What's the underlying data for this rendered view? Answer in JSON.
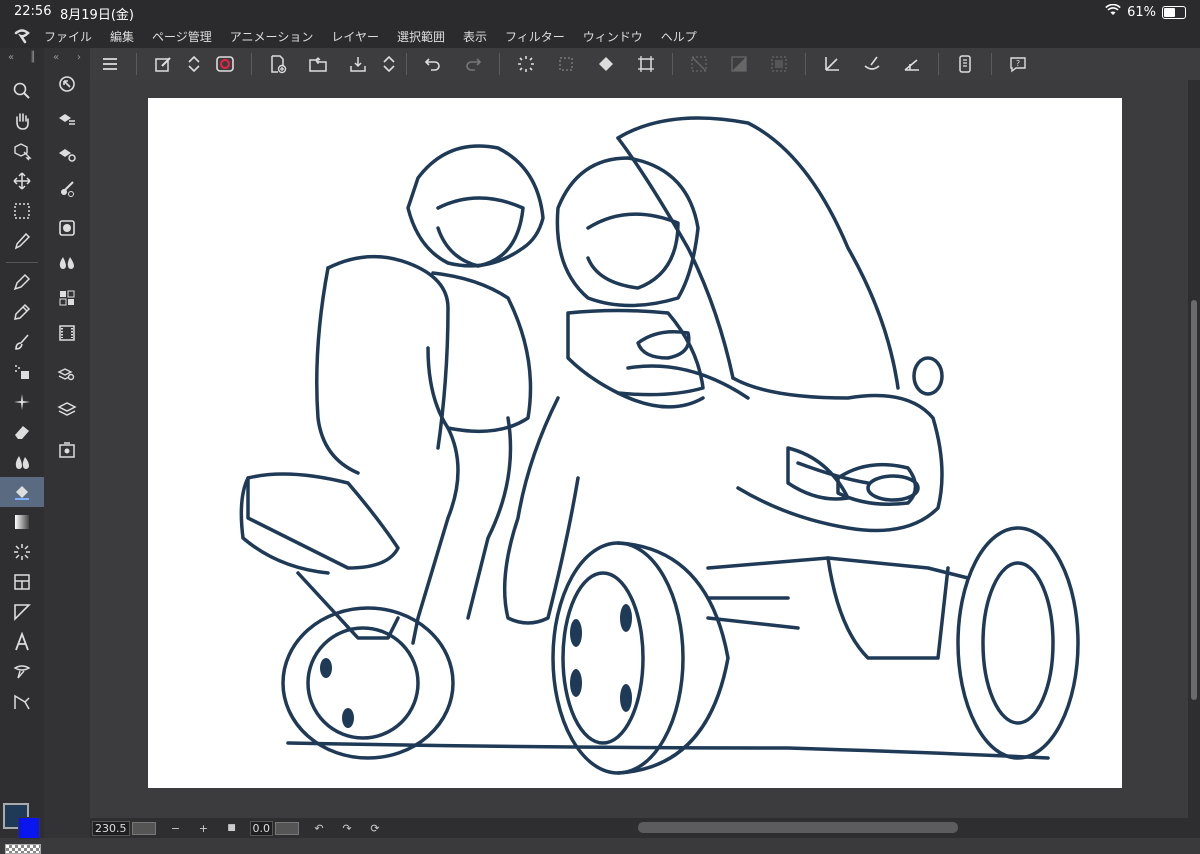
{
  "status": {
    "time": "22:56",
    "date": "8月19日(金)",
    "battery_text": "61%",
    "battery_level": 0.61
  },
  "menu": {
    "items": [
      "ファイル",
      "編集",
      "ページ管理",
      "アニメーション",
      "レイヤー",
      "選択範囲",
      "表示",
      "フィルター",
      "ウィンドウ",
      "ヘルプ"
    ]
  },
  "bottom": {
    "zoom_value": "230.5",
    "minus": "−",
    "plus": "+",
    "stop": "■",
    "rotate_value": "0.0",
    "rotate_left": "↶",
    "rotate_right": "↷",
    "reset": "⟳"
  },
  "colors": {
    "main": "#1e3a57",
    "sub": "#0a16f0",
    "line_art": "#1e3a57"
  },
  "icons": {
    "toolbar": [
      "menu-icon",
      "edit-page-icon",
      "up-down-icon",
      "clip-studio-icon",
      "new-canvas-icon",
      "open-folder-icon",
      "save-icon",
      "up-down-icon",
      "undo-icon",
      "redo-icon",
      "loading-icon",
      "deselect-icon",
      "fill-icon",
      "transform-icon",
      "clear-icon",
      "invert-selection-icon",
      "selection-border-icon",
      "ruler-snap-icon",
      "special-ruler-snap-icon",
      "grid-snap-icon",
      "device-icon",
      "help-icon"
    ],
    "tools": [
      "zoom-icon",
      "hand-icon",
      "operation-icon",
      "move-icon",
      "selection-icon",
      "eyedropper-icon",
      "pen-icon",
      "pencil-icon",
      "brush-icon",
      "airbrush-icon",
      "decoration-icon",
      "eraser-icon",
      "blend-icon",
      "fill-icon",
      "gradient-icon",
      "figure-icon",
      "frame-icon",
      "ruler-icon",
      "text-icon",
      "balloon-icon",
      "line-correction-icon"
    ],
    "subtools": [
      "navigator-icon",
      "layer-property-icon",
      "layer-settings-icon",
      "brush-size-icon",
      "color-wheel-icon",
      "color-set-icon",
      "material-icon",
      "animation-icon",
      "layer-search-icon",
      "layer-icon",
      "sub-view-icon"
    ]
  }
}
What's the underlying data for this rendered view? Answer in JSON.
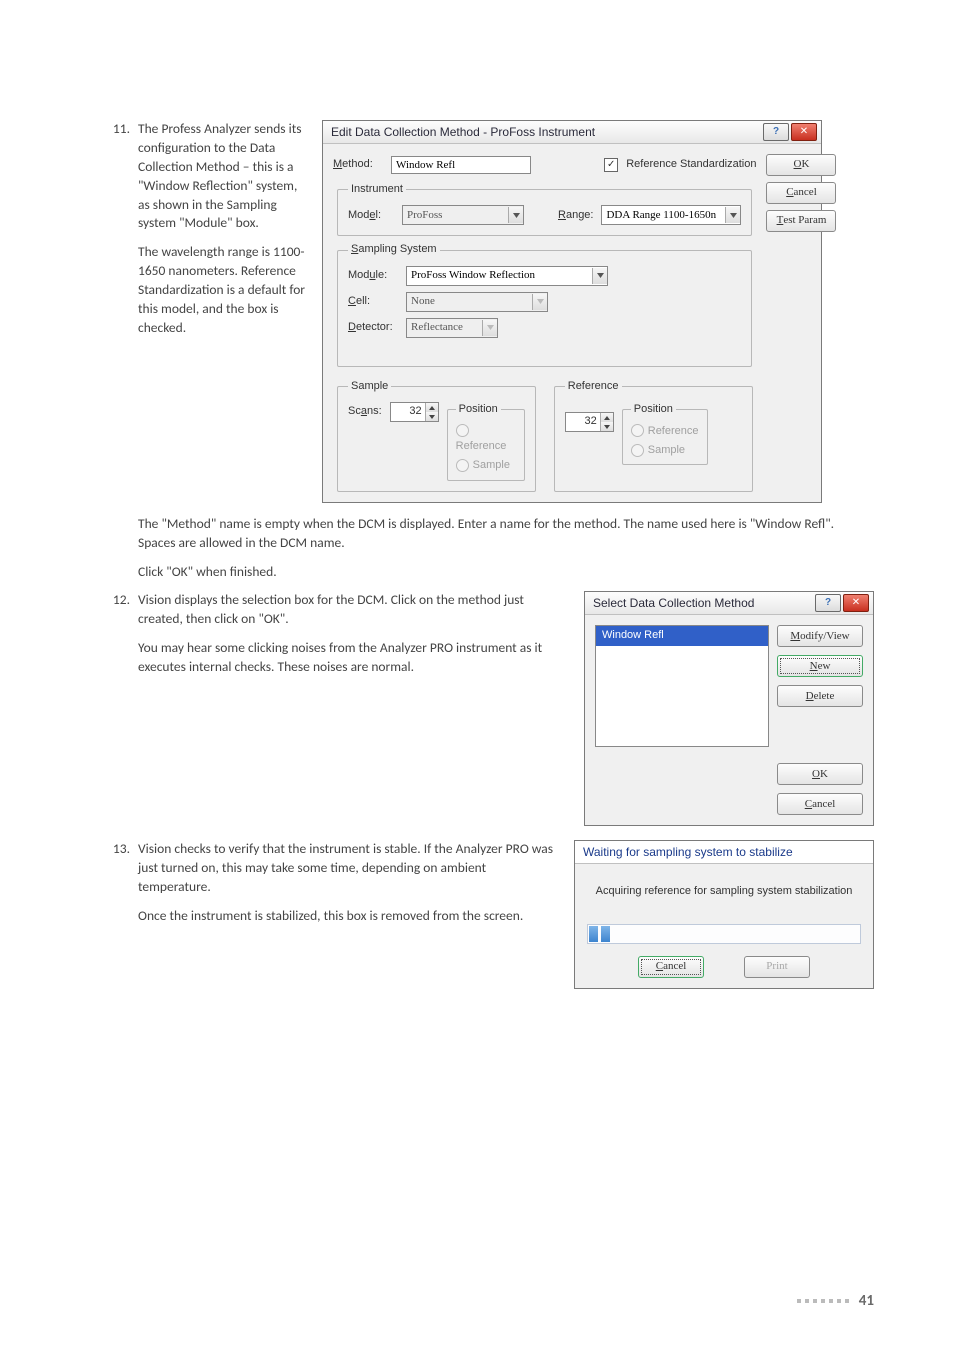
{
  "steps": {
    "s11_num": "11.",
    "s11_p1": "The Profess Analyzer sends its configuration to the Data Collection Method – this is a \"Window Reflection\" system, as shown in the Sampling system \"Module\" box.",
    "s11_p2": "The wavelength range is 1100-1650 nanometers. Reference Standardization is a default for this model, and the box is checked.",
    "s11_after1": "The \"Method\" name is empty when the DCM is displayed. Enter a name for the method. The name used here is \"Window Refl\". Spaces are allowed in the DCM name.",
    "s11_after2": "Click \"OK\" when finished.",
    "s12_num": "12.",
    "s12_p1": "Vision displays the selection box for the DCM. Click on the method just created, then click on \"OK\".",
    "s12_p2": "You may hear some clicking noises from the Analyzer PRO instrument as it executes internal checks. These noises are normal.",
    "s13_num": "13.",
    "s13_p1": "Vision checks to verify that the instrument is stable. If the Analyzer PRO was just turned on, this may take some time, depending on ambient temperature.",
    "s13_p2": "Once the instrument is stabilized, this box is removed from the screen."
  },
  "dlg1": {
    "title": "Edit Data Collection Method - ProFoss Instrument",
    "method_label": "Method:",
    "method_value": "Window Refl",
    "refstd_label": "Reference Standardization",
    "ok": "OK",
    "cancel": "Cancel",
    "testparam": "Test Param",
    "instrument_legend": "Instrument",
    "model_label": "Model:",
    "model_value": "ProFoss",
    "range_label": "Range:",
    "range_value": "DDA Range 1100-1650n",
    "sampling_legend": "Sampling System",
    "module_label": "Module:",
    "module_value": "ProFoss Window Reflection",
    "cell_label": "Cell:",
    "cell_value": "None",
    "detector_label": "Detector:",
    "detector_value": "Reflectance",
    "sample_legend": "Sample",
    "reference_legend": "Reference",
    "scans_label": "Scans:",
    "scans_value": "32",
    "ref_scans_value": "32",
    "position_legend": "Position",
    "pos_reference": "Reference",
    "pos_sample": "Sample"
  },
  "dlg2": {
    "title": "Select Data Collection Method",
    "item": "Window Refl",
    "modify": "Modify/View",
    "new": "New",
    "delete": "Delete",
    "ok": "OK",
    "cancel": "Cancel"
  },
  "dlg3": {
    "title": "Waiting for sampling system to stabilize",
    "msg": "Acquiring reference for sampling system stabilization",
    "cancel": "Cancel",
    "print": "Print"
  },
  "page_number": "41"
}
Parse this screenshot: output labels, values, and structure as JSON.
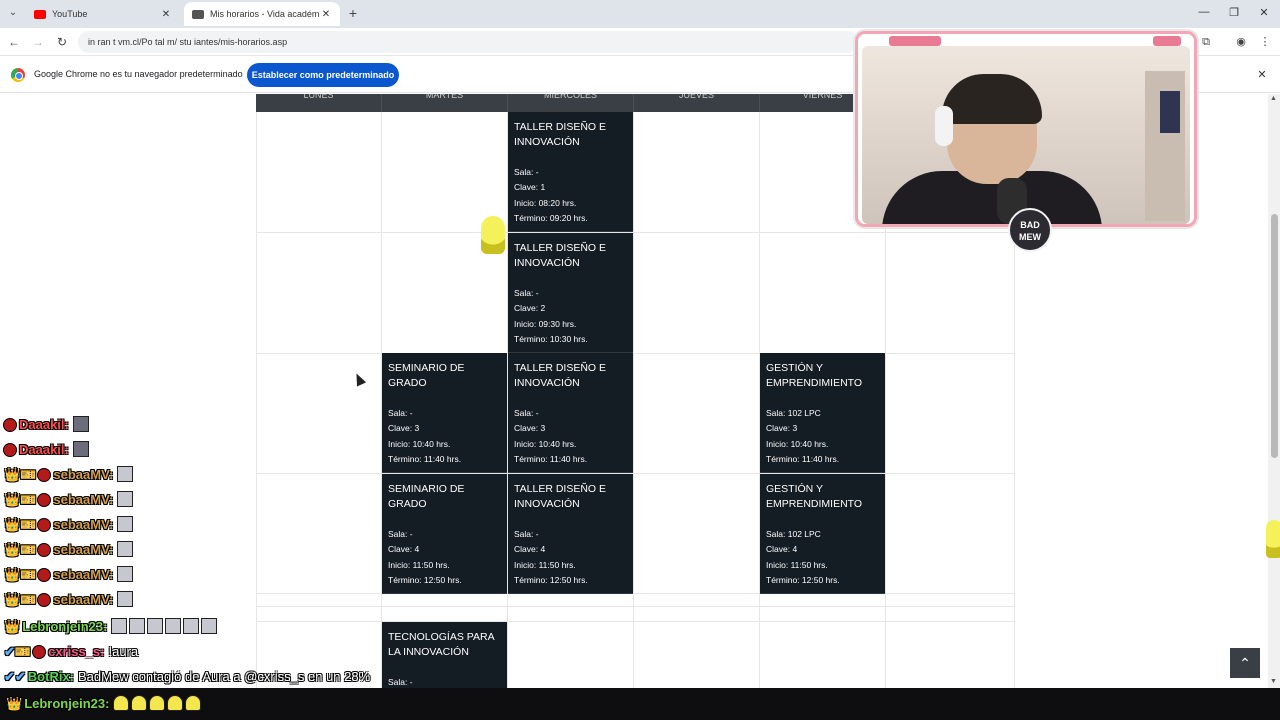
{
  "browser": {
    "tabs": [
      {
        "title": "YouTube",
        "favicon_color": "#ff0000",
        "active": false
      },
      {
        "title": "Mis horarios - Vida académica",
        "favicon_color": "#555555",
        "active": true
      }
    ],
    "url": "in ran  t vm.cl/Po  tal   m/  stu  iantes/mis-horarios.asp",
    "infobar": {
      "message": "Google Chrome no es tu navegador predeterminado",
      "button": "Establecer como predeterminado"
    }
  },
  "schedule": {
    "days": [
      "LUNES",
      "MARTES",
      "MIÉRCOLES",
      "JUEVES",
      "VIERNES",
      ""
    ],
    "labels": {
      "sala": "Sala:",
      "clave": "Clave:",
      "inicio": "Inicio:",
      "termino": "Término:"
    },
    "blocks": [
      {
        "day": "MIÉRCOLES",
        "title": "TALLER DISEÑO E INNOVACIÓN",
        "sala": "Sala: -",
        "clave": "Clave: 1",
        "inicio": "Inicio: 08:20 hrs.",
        "termino": "Término: 09:20 hrs."
      },
      {
        "day": "MIÉRCOLES",
        "title": "TALLER DISEÑO E INNOVACIÓN",
        "sala": "Sala: -",
        "clave": "Clave: 2",
        "inicio": "Inicio: 09:30 hrs.",
        "termino": "Término: 10:30 hrs."
      },
      {
        "day": "MARTES",
        "title": "SEMINARIO DE GRADO",
        "sala": "Sala: -",
        "clave": "Clave: 3",
        "inicio": "Inicio: 10:40 hrs.",
        "termino": "Término: 11:40 hrs."
      },
      {
        "day": "MIÉRCOLES",
        "title": "TALLER DISEÑO E INNOVACIÓN",
        "sala": "Sala: -",
        "clave": "Clave: 3",
        "inicio": "Inicio: 10:40 hrs.",
        "termino": "Término: 11:40 hrs."
      },
      {
        "day": "VIERNES",
        "title": "GESTIÓN Y EMPRENDIMIENTO",
        "sala": "Sala: 102 LPC",
        "clave": "Clave: 3",
        "inicio": "Inicio: 10:40 hrs.",
        "termino": "Término: 11:40 hrs."
      },
      {
        "day": "MARTES",
        "title": "SEMINARIO DE GRADO",
        "sala": "Sala: -",
        "clave": "Clave: 4",
        "inicio": "Inicio: 11:50 hrs.",
        "termino": "Término: 12:50 hrs."
      },
      {
        "day": "MIÉRCOLES",
        "title": "TALLER DISEÑO E INNOVACIÓN",
        "sala": "Sala: -",
        "clave": "Clave: 4",
        "inicio": "Inicio: 11:50 hrs.",
        "termino": "Término: 12:50 hrs."
      },
      {
        "day": "VIERNES",
        "title": "GESTIÓN Y EMPRENDIMIENTO",
        "sala": "Sala: 102 LPC",
        "clave": "Clave: 4",
        "inicio": "Inicio: 11:50 hrs.",
        "termino": "Término: 12:50 hrs."
      },
      {
        "day": "MARTES",
        "title": "TECNOLOGÍAS PARA LA INNOVACIÓN",
        "sala": "Sala: -",
        "clave": "",
        "inicio": "",
        "termino": ""
      }
    ]
  },
  "stream": {
    "webcam_badge": "BAD MEW",
    "chat": [
      {
        "user": "Daaakil:",
        "color": "#ff4d4d",
        "badges": "",
        "msg": ""
      },
      {
        "user": "Daaakil:",
        "color": "#ff4d4d",
        "badges": "",
        "msg": ""
      },
      {
        "user": "sebaaMV:",
        "color": "#d4a04a",
        "badges": "👑🎫",
        "msg": ""
      },
      {
        "user": "sebaaMV:",
        "color": "#d4a04a",
        "badges": "👑🎫",
        "msg": ""
      },
      {
        "user": "sebaaMV:",
        "color": "#d4a04a",
        "badges": "👑🎫",
        "msg": ""
      },
      {
        "user": "sebaaMV:",
        "color": "#d4a04a",
        "badges": "👑🎫",
        "msg": ""
      },
      {
        "user": "sebaaMV:",
        "color": "#d4a04a",
        "badges": "👑🎫",
        "msg": ""
      },
      {
        "user": "sebaaMV:",
        "color": "#d4a04a",
        "badges": "👑🎫",
        "msg": ""
      },
      {
        "user": "Lebronjein23:",
        "color": "#7cd94a",
        "badges": "👑",
        "msg": ""
      },
      {
        "user": "cxriss_s:",
        "color": "#ff5a8a",
        "badges": "✔🎫",
        "msg": "!aura"
      },
      {
        "user": "BotRix:",
        "color": "#5ad35a",
        "badges": "✔✔",
        "msg": "BadMew contagió de Aura a @cxriss_s en un 28%"
      }
    ],
    "footer": {
      "user": "Lebronjein23:",
      "color": "#7cd94a",
      "badges": "👑",
      "msg": ""
    }
  }
}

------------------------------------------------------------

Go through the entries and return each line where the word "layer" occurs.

# FINAL ANSWER
      "layer-property-icon",
      "layer-settings-icon",
      "layer-search-icon",
      "layer-icon",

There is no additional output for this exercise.